**DATA SHOWN**
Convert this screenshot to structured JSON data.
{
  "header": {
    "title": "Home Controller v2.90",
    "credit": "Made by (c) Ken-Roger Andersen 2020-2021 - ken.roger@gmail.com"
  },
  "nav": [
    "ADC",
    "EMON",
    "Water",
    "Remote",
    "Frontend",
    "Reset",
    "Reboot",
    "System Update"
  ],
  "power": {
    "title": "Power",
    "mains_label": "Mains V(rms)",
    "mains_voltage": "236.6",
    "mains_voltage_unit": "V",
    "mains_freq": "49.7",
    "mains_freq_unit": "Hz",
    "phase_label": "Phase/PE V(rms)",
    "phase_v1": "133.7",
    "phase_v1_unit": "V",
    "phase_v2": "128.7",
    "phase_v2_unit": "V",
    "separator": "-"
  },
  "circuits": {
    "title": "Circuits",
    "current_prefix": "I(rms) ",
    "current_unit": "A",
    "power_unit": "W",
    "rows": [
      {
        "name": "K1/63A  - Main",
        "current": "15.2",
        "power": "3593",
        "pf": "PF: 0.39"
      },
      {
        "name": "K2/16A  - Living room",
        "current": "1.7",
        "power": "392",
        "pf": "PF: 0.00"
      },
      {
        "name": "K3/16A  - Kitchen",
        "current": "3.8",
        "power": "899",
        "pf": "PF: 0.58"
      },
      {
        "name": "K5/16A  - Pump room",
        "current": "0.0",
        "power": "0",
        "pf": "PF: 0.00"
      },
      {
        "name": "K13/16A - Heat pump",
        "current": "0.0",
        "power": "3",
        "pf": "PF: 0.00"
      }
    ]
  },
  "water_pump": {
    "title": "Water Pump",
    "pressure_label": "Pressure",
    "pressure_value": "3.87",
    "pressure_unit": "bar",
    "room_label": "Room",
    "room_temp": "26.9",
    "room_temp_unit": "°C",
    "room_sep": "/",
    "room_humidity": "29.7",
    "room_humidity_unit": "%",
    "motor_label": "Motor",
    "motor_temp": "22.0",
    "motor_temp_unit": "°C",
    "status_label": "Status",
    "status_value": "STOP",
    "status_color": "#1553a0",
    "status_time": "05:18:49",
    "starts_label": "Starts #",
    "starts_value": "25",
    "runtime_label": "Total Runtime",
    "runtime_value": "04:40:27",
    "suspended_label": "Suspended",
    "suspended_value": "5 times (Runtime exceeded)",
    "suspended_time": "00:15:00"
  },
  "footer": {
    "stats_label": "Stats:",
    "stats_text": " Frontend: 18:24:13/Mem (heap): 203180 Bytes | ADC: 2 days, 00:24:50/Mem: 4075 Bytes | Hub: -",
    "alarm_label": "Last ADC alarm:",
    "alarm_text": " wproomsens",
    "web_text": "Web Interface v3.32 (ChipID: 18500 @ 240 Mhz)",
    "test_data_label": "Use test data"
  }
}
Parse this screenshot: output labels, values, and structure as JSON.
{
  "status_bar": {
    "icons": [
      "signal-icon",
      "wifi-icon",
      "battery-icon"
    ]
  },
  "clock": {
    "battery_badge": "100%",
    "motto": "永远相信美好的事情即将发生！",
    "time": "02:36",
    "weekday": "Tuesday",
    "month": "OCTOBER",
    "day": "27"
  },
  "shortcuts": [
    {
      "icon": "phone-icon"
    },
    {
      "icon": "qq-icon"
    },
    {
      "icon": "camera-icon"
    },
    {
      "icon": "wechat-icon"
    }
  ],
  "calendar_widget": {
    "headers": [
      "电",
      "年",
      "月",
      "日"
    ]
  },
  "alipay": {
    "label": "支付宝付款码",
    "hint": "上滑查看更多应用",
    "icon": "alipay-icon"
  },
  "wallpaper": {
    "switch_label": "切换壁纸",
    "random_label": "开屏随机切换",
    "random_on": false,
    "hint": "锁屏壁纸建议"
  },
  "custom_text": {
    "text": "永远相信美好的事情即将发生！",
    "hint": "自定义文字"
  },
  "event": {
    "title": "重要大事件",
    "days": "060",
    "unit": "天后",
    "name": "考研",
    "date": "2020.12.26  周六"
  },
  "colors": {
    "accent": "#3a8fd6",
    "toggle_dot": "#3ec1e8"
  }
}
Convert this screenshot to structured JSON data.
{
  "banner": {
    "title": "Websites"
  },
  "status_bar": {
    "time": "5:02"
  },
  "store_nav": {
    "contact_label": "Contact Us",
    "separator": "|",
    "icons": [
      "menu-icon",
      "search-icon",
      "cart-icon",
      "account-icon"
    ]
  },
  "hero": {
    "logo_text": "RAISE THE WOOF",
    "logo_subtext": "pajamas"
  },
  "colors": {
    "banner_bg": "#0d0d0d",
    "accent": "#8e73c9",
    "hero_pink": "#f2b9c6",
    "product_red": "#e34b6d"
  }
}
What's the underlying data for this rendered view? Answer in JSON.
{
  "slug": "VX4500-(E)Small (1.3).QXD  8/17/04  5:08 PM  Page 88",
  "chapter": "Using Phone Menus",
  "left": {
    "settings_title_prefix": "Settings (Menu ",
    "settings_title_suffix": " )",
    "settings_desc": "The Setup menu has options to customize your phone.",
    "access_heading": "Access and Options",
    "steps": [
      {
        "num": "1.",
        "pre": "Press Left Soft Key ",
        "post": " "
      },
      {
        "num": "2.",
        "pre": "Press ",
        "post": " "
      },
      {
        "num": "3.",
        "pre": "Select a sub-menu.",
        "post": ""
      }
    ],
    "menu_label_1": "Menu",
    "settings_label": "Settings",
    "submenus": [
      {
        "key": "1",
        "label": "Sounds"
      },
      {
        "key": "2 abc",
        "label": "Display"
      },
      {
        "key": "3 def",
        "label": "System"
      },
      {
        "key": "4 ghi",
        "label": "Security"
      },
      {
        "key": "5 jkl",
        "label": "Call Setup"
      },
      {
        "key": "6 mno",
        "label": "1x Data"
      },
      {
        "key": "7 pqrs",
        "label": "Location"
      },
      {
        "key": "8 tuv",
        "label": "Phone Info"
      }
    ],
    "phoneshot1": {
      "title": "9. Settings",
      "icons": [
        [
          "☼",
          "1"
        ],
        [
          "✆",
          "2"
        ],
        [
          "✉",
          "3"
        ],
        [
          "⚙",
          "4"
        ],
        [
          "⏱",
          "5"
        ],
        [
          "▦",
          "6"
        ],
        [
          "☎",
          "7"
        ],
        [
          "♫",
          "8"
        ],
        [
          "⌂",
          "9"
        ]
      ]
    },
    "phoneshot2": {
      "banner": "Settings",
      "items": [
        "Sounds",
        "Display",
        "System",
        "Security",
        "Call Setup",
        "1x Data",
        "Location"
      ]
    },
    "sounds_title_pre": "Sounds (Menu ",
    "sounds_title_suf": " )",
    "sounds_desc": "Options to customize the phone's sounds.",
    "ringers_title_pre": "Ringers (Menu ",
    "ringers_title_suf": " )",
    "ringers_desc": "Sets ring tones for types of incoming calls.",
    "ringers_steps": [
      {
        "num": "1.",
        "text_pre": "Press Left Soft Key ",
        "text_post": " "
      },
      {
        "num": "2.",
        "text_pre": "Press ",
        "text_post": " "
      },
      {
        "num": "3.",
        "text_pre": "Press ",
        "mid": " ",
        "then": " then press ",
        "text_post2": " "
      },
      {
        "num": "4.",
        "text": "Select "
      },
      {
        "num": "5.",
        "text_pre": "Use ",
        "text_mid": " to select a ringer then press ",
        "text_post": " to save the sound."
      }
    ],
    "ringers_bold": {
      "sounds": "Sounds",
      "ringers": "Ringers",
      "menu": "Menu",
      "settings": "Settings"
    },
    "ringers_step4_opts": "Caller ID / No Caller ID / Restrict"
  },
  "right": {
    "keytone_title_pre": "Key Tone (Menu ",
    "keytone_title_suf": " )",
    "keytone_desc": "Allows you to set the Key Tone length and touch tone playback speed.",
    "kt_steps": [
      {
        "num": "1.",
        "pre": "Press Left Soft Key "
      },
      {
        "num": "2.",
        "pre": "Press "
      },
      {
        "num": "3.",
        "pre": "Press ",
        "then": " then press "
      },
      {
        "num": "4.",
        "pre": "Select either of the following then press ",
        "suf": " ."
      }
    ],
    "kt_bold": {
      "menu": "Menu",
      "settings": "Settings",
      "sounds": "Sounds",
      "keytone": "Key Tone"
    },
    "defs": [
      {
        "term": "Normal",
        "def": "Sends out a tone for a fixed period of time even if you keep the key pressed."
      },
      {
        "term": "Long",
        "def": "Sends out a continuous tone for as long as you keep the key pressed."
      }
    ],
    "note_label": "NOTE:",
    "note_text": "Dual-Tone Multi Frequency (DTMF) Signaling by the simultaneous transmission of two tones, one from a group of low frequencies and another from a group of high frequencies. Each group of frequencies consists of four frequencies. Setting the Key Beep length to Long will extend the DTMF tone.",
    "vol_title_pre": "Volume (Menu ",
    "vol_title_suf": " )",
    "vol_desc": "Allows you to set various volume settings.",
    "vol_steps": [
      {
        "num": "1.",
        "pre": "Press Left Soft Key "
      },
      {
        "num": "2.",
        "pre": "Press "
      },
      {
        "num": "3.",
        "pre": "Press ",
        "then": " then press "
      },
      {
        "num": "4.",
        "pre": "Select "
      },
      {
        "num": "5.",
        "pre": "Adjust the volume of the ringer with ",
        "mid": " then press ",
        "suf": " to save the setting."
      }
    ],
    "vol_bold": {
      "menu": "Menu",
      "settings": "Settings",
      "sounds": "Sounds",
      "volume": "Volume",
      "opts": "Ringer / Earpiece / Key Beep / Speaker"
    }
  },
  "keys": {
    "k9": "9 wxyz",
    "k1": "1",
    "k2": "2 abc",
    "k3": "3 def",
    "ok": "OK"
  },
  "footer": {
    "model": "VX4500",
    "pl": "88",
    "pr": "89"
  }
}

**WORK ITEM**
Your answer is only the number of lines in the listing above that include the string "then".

**TASK SOLUTION**
6